_Aim of the exercise_. For each entry below, please return its exact wording and leave out any picture.
........
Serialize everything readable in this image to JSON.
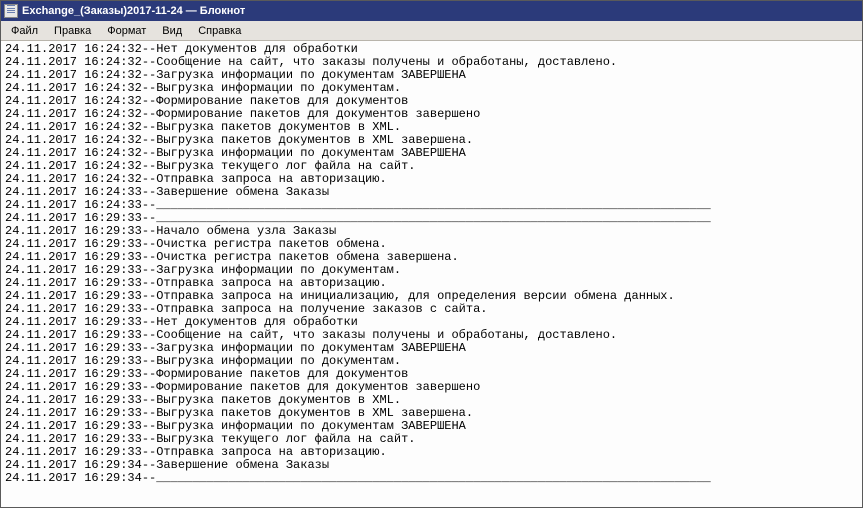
{
  "window": {
    "title": "Exchange_(Заказы)2017-11-24 — Блокнот"
  },
  "menu": {
    "file": "Файл",
    "edit": "Правка",
    "format": "Формат",
    "view": "Вид",
    "help": "Справка"
  },
  "log": {
    "lines": [
      "24.11.2017 16:24:32--Нет документов для обработки",
      "24.11.2017 16:24:32--Сообщение на сайт, что заказы получены и обработаны, доставлено.",
      "24.11.2017 16:24:32--Загрузка информации по документам ЗАВЕРШЕНА",
      "24.11.2017 16:24:32--Выгрузка информации по документам.",
      "24.11.2017 16:24:32--Формирование пакетов для документов",
      "24.11.2017 16:24:32--Формирование пакетов для документов завершено",
      "24.11.2017 16:24:32--Выгрузка пакетов документов в XML.",
      "24.11.2017 16:24:32--Выгрузка пакетов документов в XML завершена.",
      "24.11.2017 16:24:32--Выгрузка информации по документам ЗАВЕРШЕНА",
      "24.11.2017 16:24:32--Выгрузка текущего лог файла на сайт.",
      "24.11.2017 16:24:32--Отправка запроса на авторизацию.",
      "24.11.2017 16:24:33--Завершение обмена Заказы",
      "24.11.2017 16:24:33--_____________________________________________________________________________",
      "24.11.2017 16:29:33--_____________________________________________________________________________",
      "24.11.2017 16:29:33--Начало обмена узла Заказы",
      "24.11.2017 16:29:33--Очистка регистра пакетов обмена.",
      "24.11.2017 16:29:33--Очистка регистра пакетов обмена завершена.",
      "24.11.2017 16:29:33--Загрузка информации по документам.",
      "24.11.2017 16:29:33--Отправка запроса на авторизацию.",
      "24.11.2017 16:29:33--Отправка запроса на инициализацию, для определения версии обмена данных.",
      "24.11.2017 16:29:33--Отправка запроса на получение заказов с сайта.",
      "24.11.2017 16:29:33--Нет документов для обработки",
      "24.11.2017 16:29:33--Сообщение на сайт, что заказы получены и обработаны, доставлено.",
      "24.11.2017 16:29:33--Загрузка информации по документам ЗАВЕРШЕНА",
      "24.11.2017 16:29:33--Выгрузка информации по документам.",
      "24.11.2017 16:29:33--Формирование пакетов для документов",
      "24.11.2017 16:29:33--Формирование пакетов для документов завершено",
      "24.11.2017 16:29:33--Выгрузка пакетов документов в XML.",
      "24.11.2017 16:29:33--Выгрузка пакетов документов в XML завершена.",
      "24.11.2017 16:29:33--Выгрузка информации по документам ЗАВЕРШЕНА",
      "24.11.2017 16:29:33--Выгрузка текущего лог файла на сайт.",
      "24.11.2017 16:29:33--Отправка запроса на авторизацию.",
      "24.11.2017 16:29:34--Завершение обмена Заказы",
      "24.11.2017 16:29:34--_____________________________________________________________________________"
    ]
  }
}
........
_Response to the task_.
Serialize everything readable in this image to JSON.
{
  "window": {
    "title": "Exchange_(Заказы)2017-11-24 — Блокнот"
  },
  "menu": {
    "file": "Файл",
    "edit": "Правка",
    "format": "Формат",
    "view": "Вид",
    "help": "Справка"
  },
  "log": {
    "lines": [
      "24.11.2017 16:24:32--Нет документов для обработки",
      "24.11.2017 16:24:32--Сообщение на сайт, что заказы получены и обработаны, доставлено.",
      "24.11.2017 16:24:32--Загрузка информации по документам ЗАВЕРШЕНА",
      "24.11.2017 16:24:32--Выгрузка информации по документам.",
      "24.11.2017 16:24:32--Формирование пакетов для документов",
      "24.11.2017 16:24:32--Формирование пакетов для документов завершено",
      "24.11.2017 16:24:32--Выгрузка пакетов документов в XML.",
      "24.11.2017 16:24:32--Выгрузка пакетов документов в XML завершена.",
      "24.11.2017 16:24:32--Выгрузка информации по документам ЗАВЕРШЕНА",
      "24.11.2017 16:24:32--Выгрузка текущего лог файла на сайт.",
      "24.11.2017 16:24:32--Отправка запроса на авторизацию.",
      "24.11.2017 16:24:33--Завершение обмена Заказы",
      "24.11.2017 16:24:33--_____________________________________________________________________________",
      "24.11.2017 16:29:33--_____________________________________________________________________________",
      "24.11.2017 16:29:33--Начало обмена узла Заказы",
      "24.11.2017 16:29:33--Очистка регистра пакетов обмена.",
      "24.11.2017 16:29:33--Очистка регистра пакетов обмена завершена.",
      "24.11.2017 16:29:33--Загрузка информации по документам.",
      "24.11.2017 16:29:33--Отправка запроса на авторизацию.",
      "24.11.2017 16:29:33--Отправка запроса на инициализацию, для определения версии обмена данных.",
      "24.11.2017 16:29:33--Отправка запроса на получение заказов с сайта.",
      "24.11.2017 16:29:33--Нет документов для обработки",
      "24.11.2017 16:29:33--Сообщение на сайт, что заказы получены и обработаны, доставлено.",
      "24.11.2017 16:29:33--Загрузка информации по документам ЗАВЕРШЕНА",
      "24.11.2017 16:29:33--Выгрузка информации по документам.",
      "24.11.2017 16:29:33--Формирование пакетов для документов",
      "24.11.2017 16:29:33--Формирование пакетов для документов завершено",
      "24.11.2017 16:29:33--Выгрузка пакетов документов в XML.",
      "24.11.2017 16:29:33--Выгрузка пакетов документов в XML завершена.",
      "24.11.2017 16:29:33--Выгрузка информации по документам ЗАВЕРШЕНА",
      "24.11.2017 16:29:33--Выгрузка текущего лог файла на сайт.",
      "24.11.2017 16:29:33--Отправка запроса на авторизацию.",
      "24.11.2017 16:29:34--Завершение обмена Заказы",
      "24.11.2017 16:29:34--_____________________________________________________________________________"
    ]
  }
}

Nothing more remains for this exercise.